▶ EXERCISE DETAILS
The data below should be printed in full, exactly, and without any of its images.

▶ RECORD SET
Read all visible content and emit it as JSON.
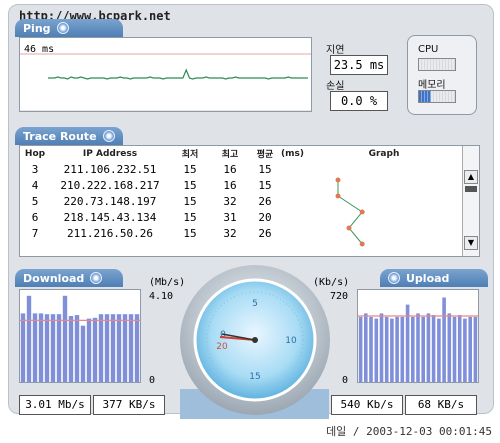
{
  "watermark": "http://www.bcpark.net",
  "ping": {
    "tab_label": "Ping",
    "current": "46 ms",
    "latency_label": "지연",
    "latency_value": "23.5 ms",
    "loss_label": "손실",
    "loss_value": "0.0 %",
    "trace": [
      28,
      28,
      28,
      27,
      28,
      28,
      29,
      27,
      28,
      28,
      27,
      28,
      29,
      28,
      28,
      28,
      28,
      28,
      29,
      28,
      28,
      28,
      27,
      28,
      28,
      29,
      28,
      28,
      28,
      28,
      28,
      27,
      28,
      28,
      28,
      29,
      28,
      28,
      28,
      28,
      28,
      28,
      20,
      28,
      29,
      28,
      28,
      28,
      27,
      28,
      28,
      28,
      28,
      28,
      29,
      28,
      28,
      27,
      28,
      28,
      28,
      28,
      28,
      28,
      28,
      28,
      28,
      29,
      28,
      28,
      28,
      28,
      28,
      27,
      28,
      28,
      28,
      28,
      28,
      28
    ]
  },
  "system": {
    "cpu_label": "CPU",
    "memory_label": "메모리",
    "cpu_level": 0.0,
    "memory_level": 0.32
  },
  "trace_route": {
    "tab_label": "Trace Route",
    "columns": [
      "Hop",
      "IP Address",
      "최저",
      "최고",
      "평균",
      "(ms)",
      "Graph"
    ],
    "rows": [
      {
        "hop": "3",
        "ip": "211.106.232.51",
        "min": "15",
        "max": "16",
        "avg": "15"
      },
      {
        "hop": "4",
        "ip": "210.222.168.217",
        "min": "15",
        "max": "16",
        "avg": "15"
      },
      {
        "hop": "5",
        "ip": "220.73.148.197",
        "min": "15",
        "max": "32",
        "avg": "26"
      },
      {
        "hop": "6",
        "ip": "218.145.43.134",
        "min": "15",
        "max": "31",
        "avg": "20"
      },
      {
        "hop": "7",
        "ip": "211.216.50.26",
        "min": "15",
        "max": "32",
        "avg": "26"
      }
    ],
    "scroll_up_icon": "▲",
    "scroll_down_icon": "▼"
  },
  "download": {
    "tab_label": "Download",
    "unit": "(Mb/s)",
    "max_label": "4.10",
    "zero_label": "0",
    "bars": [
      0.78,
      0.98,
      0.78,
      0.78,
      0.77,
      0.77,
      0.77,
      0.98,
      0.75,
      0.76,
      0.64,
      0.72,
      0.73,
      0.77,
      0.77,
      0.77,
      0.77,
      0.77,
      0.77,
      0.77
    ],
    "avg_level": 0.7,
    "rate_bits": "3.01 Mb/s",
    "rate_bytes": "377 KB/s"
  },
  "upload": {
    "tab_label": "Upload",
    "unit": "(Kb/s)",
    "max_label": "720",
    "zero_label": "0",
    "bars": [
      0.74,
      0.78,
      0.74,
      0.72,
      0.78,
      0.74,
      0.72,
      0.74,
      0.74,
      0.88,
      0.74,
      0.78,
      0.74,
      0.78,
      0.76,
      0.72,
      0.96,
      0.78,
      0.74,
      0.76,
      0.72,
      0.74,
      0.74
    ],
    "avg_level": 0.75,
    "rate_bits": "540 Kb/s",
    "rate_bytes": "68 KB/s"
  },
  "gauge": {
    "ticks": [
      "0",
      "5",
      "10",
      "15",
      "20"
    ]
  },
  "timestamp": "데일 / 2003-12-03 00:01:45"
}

▶ ANSWER SECTION
Read all visible content and emit it as JSON.
{
  "watermark": "http://www.bcpark.net",
  "ping": {
    "tab_label": "Ping",
    "current": "46 ms",
    "latency_label": "지연",
    "latency_value": "23.5 ms",
    "loss_label": "손실",
    "loss_value": "0.0 %",
    "trace": [
      28,
      28,
      28,
      27,
      28,
      28,
      29,
      27,
      28,
      28,
      27,
      28,
      29,
      28,
      28,
      28,
      28,
      28,
      29,
      28,
      28,
      28,
      27,
      28,
      28,
      29,
      28,
      28,
      28,
      28,
      28,
      27,
      28,
      28,
      28,
      29,
      28,
      28,
      28,
      28,
      28,
      28,
      20,
      28,
      29,
      28,
      28,
      28,
      27,
      28,
      28,
      28,
      28,
      28,
      29,
      28,
      28,
      27,
      28,
      28,
      28,
      28,
      28,
      28,
      28,
      28,
      28,
      29,
      28,
      28,
      28,
      28,
      28,
      27,
      28,
      28,
      28,
      28,
      28,
      28
    ]
  },
  "system": {
    "cpu_label": "CPU",
    "memory_label": "메모리",
    "cpu_level": 0.0,
    "memory_level": 0.32
  },
  "trace_route": {
    "tab_label": "Trace Route",
    "columns": [
      "Hop",
      "IP Address",
      "최저",
      "최고",
      "평균",
      "(ms)",
      "Graph"
    ],
    "rows": [
      {
        "hop": "3",
        "ip": "211.106.232.51",
        "min": "15",
        "max": "16",
        "avg": "15"
      },
      {
        "hop": "4",
        "ip": "210.222.168.217",
        "min": "15",
        "max": "16",
        "avg": "15"
      },
      {
        "hop": "5",
        "ip": "220.73.148.197",
        "min": "15",
        "max": "32",
        "avg": "26"
      },
      {
        "hop": "6",
        "ip": "218.145.43.134",
        "min": "15",
        "max": "31",
        "avg": "20"
      },
      {
        "hop": "7",
        "ip": "211.216.50.26",
        "min": "15",
        "max": "32",
        "avg": "26"
      }
    ],
    "scroll_up_icon": "▲",
    "scroll_down_icon": "▼"
  },
  "download": {
    "tab_label": "Download",
    "unit": "(Mb/s)",
    "max_label": "4.10",
    "zero_label": "0",
    "bars": [
      0.78,
      0.98,
      0.78,
      0.78,
      0.77,
      0.77,
      0.77,
      0.98,
      0.75,
      0.76,
      0.64,
      0.72,
      0.73,
      0.77,
      0.77,
      0.77,
      0.77,
      0.77,
      0.77,
      0.77
    ],
    "avg_level": 0.7,
    "rate_bits": "3.01 Mb/s",
    "rate_bytes": "377 KB/s"
  },
  "upload": {
    "tab_label": "Upload",
    "unit": "(Kb/s)",
    "max_label": "720",
    "zero_label": "0",
    "bars": [
      0.74,
      0.78,
      0.74,
      0.72,
      0.78,
      0.74,
      0.72,
      0.74,
      0.74,
      0.88,
      0.74,
      0.78,
      0.74,
      0.78,
      0.76,
      0.72,
      0.96,
      0.78,
      0.74,
      0.76,
      0.72,
      0.74,
      0.74
    ],
    "avg_level": 0.75,
    "rate_bits": "540 Kb/s",
    "rate_bytes": "68 KB/s"
  },
  "gauge": {
    "ticks": [
      "0",
      "5",
      "10",
      "15",
      "20"
    ]
  },
  "timestamp": "데일 / 2003-12-03 00:01:45"
}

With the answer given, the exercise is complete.